  • a medical hypothesis causally connecting the vaccination and the injury;
  • a logical sequence of cause and effect showing that the vaccination was the reason for the injury; and
  • a showing of a proximate temporal relationship between vaccination and injury.

Compensation is virtually automatic for so-called “table injuries” (i.e., known injuries that science attributed to vaccines listed on the Vaccine Injury Table) within the correct time frame. Also, compensation can be awarded if plaintiffs can meet a standard of evidence showing a 51% or greater chance that the plaintiff was injured by the vaccine in question; i.e., the same burden of proof that they would face in standard court, only without the benefit of all the extra features favoring the complainant in the Vaccine Court. Finally, if the complainants lose in Vaccine Court, they can still sue in federal court. Basically, victims may still file a civil suit given the following:

  • The VICP petition is dismissed or ruled non-compensable.
  • The VICP compensation offer is rejected by the claimant.
  • The vaccine is not covered by VICP.

Of course, the real reason that antivaccinationists hate the Vaccine Court so much is not so much because it’s so unfair to them. It isn’t, no matter how much they paint it so. Indeed, the government basically bends over backwards to be fair. The real reason antivaccinationists hate the Vaccine Court is because autism is not recognized as a “table injury.” Parents trying to obtain compensation for “vaccine-induced autism” generally lose because there is no scientific evidence that vaccines cause autism. The Autism Omnibus decision pretty much shut that door. None of this stops The Canary Party from claiming:

Legal precedent is limited, so the program issues contradictory rulings. In the case of Bailey Banks, a special master ruled the boy’s autism was “caused-in-fact” by the MMR vaccine. Yet in later cases, special masters ruled that vaccines do not cause autism, even though federal compensation has been awarded in at least 83 cases with autism.

Uh, no. This is a lie. What Schneider is referring to is this study by antivaccine lawyers that claimed that the Vaccine Court compensated children for vaccine-induced autism. They didn’t. The study was also arguably profoundly unethical.

Antivaccinationists also don’t like the cap on compensation and think they can win big in federal courts, which they just might if they get a sympathetic jury and a judge who lets the quacks and cranks testify. As you might gather from the video, antivaccinationists also don’t like the fact that they can’t face pharmaceutical companies directly, although it’s not true that the companies don’t pay. (Pharmaceutical companies do pay for the Vaccine Court through an excise tax on each vaccine dose administered.) Antivaccinationists also don’t like the lack of an opportunity to go on fishing expeditions in pharmaceutical company records during discovery.
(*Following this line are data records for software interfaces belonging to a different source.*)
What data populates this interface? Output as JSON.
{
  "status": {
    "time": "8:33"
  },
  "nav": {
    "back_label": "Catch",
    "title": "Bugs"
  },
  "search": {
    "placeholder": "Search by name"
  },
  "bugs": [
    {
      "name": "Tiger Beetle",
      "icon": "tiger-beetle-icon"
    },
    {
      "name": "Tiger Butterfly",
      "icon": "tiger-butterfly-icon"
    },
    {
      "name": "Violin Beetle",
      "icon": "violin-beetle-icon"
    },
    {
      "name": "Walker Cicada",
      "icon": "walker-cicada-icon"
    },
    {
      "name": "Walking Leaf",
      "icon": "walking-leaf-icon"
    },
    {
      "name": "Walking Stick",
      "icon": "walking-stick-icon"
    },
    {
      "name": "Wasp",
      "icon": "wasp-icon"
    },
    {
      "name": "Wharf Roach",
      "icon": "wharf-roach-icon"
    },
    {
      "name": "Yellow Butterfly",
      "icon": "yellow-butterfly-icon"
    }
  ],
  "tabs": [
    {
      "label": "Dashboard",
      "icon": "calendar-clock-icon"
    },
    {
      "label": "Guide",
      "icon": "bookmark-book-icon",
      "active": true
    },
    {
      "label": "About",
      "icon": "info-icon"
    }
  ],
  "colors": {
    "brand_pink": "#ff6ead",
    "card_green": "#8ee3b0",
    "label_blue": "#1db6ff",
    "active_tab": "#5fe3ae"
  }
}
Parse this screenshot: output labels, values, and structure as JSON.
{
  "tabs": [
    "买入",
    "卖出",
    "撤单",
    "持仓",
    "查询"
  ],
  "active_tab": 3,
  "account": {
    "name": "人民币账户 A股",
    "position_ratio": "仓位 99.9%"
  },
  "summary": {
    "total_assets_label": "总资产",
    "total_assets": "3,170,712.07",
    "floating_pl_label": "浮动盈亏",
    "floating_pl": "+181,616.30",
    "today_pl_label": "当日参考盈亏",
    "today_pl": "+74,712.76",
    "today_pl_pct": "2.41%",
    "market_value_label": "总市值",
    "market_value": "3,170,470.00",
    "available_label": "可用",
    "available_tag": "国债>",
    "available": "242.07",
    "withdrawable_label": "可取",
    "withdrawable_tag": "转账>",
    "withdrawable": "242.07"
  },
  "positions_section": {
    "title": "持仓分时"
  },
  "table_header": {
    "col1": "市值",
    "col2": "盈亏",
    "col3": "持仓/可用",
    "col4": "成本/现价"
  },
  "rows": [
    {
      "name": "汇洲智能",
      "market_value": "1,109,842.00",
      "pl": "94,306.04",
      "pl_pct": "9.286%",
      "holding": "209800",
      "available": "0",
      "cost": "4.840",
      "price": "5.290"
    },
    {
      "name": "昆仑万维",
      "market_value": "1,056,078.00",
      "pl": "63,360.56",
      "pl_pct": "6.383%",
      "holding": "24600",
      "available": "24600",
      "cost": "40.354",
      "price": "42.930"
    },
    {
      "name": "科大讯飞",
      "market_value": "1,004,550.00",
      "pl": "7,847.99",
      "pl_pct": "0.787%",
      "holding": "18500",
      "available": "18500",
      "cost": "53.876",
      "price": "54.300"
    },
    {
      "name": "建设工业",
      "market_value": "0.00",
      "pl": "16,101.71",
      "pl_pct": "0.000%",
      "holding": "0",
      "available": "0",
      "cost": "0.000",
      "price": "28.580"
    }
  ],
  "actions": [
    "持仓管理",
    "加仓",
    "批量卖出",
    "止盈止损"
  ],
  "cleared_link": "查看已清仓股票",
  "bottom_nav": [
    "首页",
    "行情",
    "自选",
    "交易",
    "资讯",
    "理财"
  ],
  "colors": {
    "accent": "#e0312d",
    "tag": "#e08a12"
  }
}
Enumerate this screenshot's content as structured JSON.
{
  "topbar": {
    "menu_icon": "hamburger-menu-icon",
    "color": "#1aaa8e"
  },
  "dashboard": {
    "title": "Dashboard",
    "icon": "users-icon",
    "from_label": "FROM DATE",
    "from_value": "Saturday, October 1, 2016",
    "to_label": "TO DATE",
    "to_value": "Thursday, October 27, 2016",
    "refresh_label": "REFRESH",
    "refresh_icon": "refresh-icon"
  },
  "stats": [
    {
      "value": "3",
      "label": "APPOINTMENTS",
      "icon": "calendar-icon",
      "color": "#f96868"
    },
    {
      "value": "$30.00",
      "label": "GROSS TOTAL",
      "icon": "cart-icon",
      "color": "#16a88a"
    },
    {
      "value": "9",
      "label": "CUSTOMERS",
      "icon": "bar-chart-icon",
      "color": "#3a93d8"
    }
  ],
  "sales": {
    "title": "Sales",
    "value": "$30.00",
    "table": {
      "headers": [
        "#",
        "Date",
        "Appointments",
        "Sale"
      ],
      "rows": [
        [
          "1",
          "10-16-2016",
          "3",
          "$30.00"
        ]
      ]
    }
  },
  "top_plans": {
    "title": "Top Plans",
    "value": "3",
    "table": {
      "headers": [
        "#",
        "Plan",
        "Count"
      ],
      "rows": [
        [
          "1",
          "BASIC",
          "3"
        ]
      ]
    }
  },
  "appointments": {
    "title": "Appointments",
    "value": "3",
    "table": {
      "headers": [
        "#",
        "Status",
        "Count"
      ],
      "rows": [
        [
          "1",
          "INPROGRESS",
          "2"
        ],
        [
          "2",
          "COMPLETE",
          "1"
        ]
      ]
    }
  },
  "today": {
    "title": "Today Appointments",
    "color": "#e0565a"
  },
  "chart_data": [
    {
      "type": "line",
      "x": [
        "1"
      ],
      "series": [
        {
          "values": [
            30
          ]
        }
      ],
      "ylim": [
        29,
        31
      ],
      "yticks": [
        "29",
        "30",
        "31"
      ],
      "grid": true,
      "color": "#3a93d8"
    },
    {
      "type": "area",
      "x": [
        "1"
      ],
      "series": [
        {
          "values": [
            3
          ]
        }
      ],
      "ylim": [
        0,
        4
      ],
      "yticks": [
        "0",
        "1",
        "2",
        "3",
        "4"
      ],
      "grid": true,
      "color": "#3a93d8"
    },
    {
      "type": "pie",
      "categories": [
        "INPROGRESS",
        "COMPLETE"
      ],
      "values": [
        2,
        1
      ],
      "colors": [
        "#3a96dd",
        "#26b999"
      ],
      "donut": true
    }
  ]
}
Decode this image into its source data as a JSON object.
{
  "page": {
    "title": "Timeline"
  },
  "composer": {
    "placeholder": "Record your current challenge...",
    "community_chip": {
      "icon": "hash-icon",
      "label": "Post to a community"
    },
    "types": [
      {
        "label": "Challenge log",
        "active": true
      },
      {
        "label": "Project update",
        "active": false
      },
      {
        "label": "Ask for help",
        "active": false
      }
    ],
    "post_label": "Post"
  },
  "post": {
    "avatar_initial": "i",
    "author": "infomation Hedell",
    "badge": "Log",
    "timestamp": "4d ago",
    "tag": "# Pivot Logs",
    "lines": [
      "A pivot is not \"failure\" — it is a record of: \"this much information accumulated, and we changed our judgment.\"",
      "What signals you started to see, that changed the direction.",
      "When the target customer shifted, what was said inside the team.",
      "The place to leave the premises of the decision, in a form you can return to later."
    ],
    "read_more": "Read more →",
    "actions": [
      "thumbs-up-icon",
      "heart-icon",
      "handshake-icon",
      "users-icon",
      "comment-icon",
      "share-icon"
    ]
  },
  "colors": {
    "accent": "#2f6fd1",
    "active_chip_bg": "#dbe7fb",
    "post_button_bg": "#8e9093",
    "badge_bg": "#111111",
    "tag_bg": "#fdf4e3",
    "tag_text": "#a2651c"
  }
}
Heck, The Canary Party video basically says that, although Schneider doesn’t use those words.

There’s no doubt that children injured by vaccines deserve compensation. They deserve compensation that is reasonably fast, fair, not unduly burdensome, and adequate to take care of their needs. Through the vaccine court, most real cases of vaccine-induced injury get that. Autism, however, is not a “vaccine-induced” injury, efforts of antivaccinationists to make deceptive arguments otherwise notwithstanding. The science is quite clear on that. As long as antivaccinationists cling to the belief that vaccines cause autism, they will continue to attack the Vaccine Court. What’s really hilarious and ironic about this is that it was Barbara Loe Fisher, the grande dame of the antivaccine movement, and her co-founders of the antivaccine group National Vaccine Information Center, who joined with the American Academy of Pediatrics to draft the original National Childhood Vaccine Injury Act of 1986.

That’s right, the NVICP came into being with the help of antivaccine activists. Now they hate it.